§ Dataset:
#####
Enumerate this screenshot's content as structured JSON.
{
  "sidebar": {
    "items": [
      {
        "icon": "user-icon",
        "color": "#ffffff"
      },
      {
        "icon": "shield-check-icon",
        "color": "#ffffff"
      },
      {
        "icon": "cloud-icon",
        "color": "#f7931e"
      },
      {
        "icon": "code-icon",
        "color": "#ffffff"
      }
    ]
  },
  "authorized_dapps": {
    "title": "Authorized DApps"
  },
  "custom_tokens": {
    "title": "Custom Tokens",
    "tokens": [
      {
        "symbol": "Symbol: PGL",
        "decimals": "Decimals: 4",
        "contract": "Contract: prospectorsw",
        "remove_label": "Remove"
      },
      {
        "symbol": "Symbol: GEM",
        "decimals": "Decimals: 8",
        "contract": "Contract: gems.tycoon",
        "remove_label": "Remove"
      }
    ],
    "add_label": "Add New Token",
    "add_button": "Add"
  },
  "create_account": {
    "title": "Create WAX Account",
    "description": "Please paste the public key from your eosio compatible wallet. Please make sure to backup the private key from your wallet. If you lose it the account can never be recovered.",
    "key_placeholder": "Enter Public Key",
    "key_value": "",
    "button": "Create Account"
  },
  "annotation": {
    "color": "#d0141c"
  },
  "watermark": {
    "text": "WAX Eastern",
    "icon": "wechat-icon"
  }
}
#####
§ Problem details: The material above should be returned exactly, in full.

§ Result of this exercise:
Enumerate this screenshot's content as structured JSON.
{
  "sidebar": {
    "items": [
      {
        "icon": "user-icon",
        "color": "#ffffff"
      },
      {
        "icon": "shield-check-icon",
        "color": "#ffffff"
      },
      {
        "icon": "cloud-icon",
        "color": "#f7931e"
      },
      {
        "icon": "code-icon",
        "color": "#ffffff"
      }
    ]
  },
  "authorized_dapps": {
    "title": "Authorized DApps"
  },
  "custom_tokens": {
    "title": "Custom Tokens",
    "tokens": [
      {
        "symbol": "Symbol: PGL",
        "decimals": "Decimals: 4",
        "contract": "Contract: prospectorsw",
        "remove_label": "Remove"
      },
      {
        "symbol": "Symbol: GEM",
        "decimals": "Decimals: 8",
        "contract": "Contract: gems.tycoon",
        "remove_label": "Remove"
      }
    ],
    "add_label": "Add New Token",
    "add_button": "Add"
  },
  "create_account": {
    "title": "Create WAX Account",
    "description": "Please paste the public key from your eosio compatible wallet. Please make sure to backup the private key from your wallet. If you lose it the account can never be recovered.",
    "key_placeholder": "Enter Public Key",
    "key_value": "",
    "button": "Create Account"
  },
  "annotation": {
    "color": "#d0141c"
  },
  "watermark": {
    "text": "WAX Eastern",
    "icon": "wechat-icon"
  }
}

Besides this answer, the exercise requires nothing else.